In many ways this is already happening. Each year more and more people say goodbye to their cable service. It's no coincidence that as a result, Netflix and Hulu+ subscriptions have grown exponentially and YouTube viewership has gone through the roof. Viewers want to watch want they want, when they want, where they want on whichever device they choose. While HBO may have to pussyfoot around with Time Warner, we don't. You see, years ago there was a certain allure to offering your customers 600 channels then charging an additional fee for "premium" channels. Most of which were movie channels. Some of whom offered the same programming, just on different nights. Then The Sopranos arrived on the scene and things started to change. With record ratings, HBO proved that creating original programming can be a very lucrative endeavor as subscriptions rose and they enjoyed a little bit of leverage. Nowadays it's a completely different playing field. The pressure of caving to alternative distribution channels has put the fear of you know who into cable providers who are starting to see the writing on the wall. However, even if HBO wanted to dabble with Netflix or Hulu simulcasts, they can't. If they wanted to release their shows behind the protection of a pay wall on YouTube, they aren't allowed. Their contracts prevent them for doing so. While apps like HBO Go for tablets and mobile devices are largely successful, you must already be an HBO subscriber via your cable provider and there is still no set-top solution because cable provides own that market.

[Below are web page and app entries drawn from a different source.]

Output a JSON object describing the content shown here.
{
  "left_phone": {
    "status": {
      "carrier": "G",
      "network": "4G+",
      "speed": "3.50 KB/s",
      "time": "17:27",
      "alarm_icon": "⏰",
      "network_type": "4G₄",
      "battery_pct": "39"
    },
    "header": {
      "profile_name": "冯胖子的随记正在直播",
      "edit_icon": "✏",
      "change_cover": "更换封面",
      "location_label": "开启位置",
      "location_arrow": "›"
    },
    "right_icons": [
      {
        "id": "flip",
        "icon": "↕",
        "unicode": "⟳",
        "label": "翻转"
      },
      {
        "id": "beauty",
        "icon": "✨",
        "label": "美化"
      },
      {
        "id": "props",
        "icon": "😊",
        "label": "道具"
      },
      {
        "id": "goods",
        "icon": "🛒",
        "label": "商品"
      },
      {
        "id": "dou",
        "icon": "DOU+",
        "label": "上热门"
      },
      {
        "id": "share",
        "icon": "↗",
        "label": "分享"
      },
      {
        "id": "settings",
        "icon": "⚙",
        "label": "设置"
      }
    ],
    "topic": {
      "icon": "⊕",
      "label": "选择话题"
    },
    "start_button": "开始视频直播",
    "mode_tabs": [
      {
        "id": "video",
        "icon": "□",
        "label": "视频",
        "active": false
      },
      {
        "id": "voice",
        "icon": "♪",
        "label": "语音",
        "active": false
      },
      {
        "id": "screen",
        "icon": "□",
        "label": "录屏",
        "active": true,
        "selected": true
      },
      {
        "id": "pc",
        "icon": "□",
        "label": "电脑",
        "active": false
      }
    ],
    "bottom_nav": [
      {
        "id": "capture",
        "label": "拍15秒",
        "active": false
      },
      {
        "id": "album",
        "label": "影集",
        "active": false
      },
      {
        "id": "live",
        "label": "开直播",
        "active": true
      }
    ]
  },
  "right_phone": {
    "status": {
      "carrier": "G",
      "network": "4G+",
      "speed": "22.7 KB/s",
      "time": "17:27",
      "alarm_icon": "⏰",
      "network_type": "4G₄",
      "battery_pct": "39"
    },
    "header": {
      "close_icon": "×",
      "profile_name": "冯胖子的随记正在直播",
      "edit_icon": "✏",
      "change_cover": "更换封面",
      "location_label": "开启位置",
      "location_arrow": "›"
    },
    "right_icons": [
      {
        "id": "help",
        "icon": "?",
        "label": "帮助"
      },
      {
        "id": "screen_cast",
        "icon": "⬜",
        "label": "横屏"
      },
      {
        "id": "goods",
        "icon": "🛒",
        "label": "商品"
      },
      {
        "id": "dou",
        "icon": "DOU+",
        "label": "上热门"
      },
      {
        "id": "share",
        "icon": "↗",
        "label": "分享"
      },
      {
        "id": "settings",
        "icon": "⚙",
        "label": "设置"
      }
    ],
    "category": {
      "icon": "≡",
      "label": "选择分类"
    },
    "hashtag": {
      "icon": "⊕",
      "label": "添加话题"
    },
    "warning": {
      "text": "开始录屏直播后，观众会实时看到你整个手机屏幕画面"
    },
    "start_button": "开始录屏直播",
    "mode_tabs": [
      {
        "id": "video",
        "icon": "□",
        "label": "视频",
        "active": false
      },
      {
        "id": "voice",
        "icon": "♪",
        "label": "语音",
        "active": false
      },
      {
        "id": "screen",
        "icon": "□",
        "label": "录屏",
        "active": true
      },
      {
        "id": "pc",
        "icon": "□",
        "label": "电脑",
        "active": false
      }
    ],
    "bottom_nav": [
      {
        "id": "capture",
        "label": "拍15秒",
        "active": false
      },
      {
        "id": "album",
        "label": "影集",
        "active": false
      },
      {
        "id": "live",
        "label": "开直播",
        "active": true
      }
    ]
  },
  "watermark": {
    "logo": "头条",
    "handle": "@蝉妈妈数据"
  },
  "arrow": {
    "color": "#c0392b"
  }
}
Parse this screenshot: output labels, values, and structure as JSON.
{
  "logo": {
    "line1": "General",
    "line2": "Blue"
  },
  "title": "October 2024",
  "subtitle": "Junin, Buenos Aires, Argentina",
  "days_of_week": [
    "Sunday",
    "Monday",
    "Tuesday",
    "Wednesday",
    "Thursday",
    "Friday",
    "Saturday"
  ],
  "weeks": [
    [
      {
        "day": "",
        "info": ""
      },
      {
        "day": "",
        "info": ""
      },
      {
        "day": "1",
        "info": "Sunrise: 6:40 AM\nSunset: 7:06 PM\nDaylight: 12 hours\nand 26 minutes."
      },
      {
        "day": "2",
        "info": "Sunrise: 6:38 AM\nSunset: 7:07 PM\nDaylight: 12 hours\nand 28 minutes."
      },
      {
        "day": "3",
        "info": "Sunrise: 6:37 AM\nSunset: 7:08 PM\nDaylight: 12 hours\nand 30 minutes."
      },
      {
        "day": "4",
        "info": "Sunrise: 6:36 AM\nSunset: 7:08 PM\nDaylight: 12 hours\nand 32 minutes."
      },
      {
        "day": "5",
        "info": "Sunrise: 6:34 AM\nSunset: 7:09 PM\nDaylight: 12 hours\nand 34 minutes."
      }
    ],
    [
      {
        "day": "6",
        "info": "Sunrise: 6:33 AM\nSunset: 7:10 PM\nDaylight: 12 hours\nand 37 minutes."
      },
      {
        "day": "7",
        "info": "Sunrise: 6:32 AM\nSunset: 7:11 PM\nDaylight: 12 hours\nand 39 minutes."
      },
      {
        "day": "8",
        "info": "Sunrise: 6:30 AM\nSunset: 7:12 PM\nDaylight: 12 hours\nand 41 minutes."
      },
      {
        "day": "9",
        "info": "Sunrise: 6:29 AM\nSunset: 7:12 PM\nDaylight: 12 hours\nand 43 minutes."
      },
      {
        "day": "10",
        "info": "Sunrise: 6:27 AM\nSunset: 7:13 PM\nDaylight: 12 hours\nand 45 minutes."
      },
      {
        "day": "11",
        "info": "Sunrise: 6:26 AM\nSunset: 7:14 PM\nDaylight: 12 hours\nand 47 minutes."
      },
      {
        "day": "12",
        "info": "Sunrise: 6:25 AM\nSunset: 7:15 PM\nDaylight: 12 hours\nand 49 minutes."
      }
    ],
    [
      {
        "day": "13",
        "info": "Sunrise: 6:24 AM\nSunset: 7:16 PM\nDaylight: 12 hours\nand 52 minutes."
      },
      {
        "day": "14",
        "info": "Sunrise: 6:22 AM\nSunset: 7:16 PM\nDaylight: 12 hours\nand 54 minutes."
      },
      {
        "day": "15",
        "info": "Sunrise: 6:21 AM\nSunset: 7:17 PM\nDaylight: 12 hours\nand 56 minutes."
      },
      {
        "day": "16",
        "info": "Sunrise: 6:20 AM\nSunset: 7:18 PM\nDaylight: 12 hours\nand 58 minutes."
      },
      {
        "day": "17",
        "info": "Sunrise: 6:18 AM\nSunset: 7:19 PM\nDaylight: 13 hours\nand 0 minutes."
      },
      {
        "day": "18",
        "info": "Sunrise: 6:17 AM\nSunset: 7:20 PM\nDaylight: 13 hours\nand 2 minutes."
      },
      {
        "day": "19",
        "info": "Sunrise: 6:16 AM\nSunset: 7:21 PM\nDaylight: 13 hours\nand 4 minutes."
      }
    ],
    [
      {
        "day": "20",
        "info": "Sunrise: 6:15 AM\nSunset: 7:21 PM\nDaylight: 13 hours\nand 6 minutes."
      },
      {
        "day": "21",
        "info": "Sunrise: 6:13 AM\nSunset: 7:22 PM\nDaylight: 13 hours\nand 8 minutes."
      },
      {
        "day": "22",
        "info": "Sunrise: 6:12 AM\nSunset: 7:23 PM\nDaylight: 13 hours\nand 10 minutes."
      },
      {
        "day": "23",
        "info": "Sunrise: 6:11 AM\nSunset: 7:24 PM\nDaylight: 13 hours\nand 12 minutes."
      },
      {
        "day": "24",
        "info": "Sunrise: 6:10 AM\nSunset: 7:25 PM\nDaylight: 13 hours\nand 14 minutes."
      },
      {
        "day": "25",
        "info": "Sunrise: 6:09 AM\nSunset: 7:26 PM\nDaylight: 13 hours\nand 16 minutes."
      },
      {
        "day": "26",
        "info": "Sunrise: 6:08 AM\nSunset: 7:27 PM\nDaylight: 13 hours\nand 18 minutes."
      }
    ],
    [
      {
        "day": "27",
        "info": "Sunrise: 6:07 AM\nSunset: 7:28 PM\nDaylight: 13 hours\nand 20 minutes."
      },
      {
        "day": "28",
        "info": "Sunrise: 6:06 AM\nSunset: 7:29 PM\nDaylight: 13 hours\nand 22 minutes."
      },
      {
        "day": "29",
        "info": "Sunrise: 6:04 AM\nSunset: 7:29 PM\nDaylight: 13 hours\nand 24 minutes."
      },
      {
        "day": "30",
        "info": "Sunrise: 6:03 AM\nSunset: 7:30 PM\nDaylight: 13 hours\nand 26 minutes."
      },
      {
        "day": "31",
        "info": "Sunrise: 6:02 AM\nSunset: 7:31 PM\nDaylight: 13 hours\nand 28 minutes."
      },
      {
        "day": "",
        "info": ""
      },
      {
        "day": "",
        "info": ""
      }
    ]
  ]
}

One thing you can be sure of, this fight won't last very long. A YouTube subscription model would mean that millions of people will have direct, multiplatform access to the same "premium" content they currently pay their cable provider for. If networks like HBO can charge a reasonable fee and potentially convert those who still remain tied to the wall, they may be able to circumvent cable providers altogether. By offering per episode, per show or per season subscriptions, HBO may be able to find a whole new audience of viewers who are willing to pay for uninhibited access to their content. This may be just the solution HBO is looking for in that it would eliminate any if not all of the technical limitations associated with doing it themselves. Proven technology and existing infrastructure means low overhead and minimal barrier to entry. What is really intriguing is that it's not just cable companies and content providers taking notice, the set-top box market is poised to explode. STB makers are busy dotting their i's and crossing their t's, hoping to release the perfect one-stop-shop set-top solution.
Furthermore, as the lines blur between "online content" and "television content," we are seeing overwhelming evidence that suggests people are not particularly concerned with consuming solely high production value content normally associated with TV. As many YouTube channels bring in millions of monthly views, it's no surprise that a subscription model may be in YouTube's future. When it happens, content owners, both large and small, will have the opportunity to reach many more people in a one to one relationship, monetizing their content in a very real way.
Indulge me if you will. Imagine this scenario; Apple either opens their API so that developers can create apps for Apple TV or decides to support a subscription based streaming app (maybe YouTube) that offers HBO, Showtime, and any other premium channel you can think of. The same app is available on your iPhone, iPad, Android device, and desktop. What would you do if you found that you can watch your favorite programming without being tied to a cable company? How much would you be willing to pay for such a service? While this may be dream for the time being, it won't be for much longer. As each day goes by and fewer people subscribe to cable service, cable networks are in a better position to renegotiate their contracts and the risk of losing business is mitigated. The question is not if, it's when. Rest assured, when the flood gates open, there will be a mass exodus of cord cutting consumers chomping at the bit for their untethered Game of Thrones, Girls and Boardwalk Empire.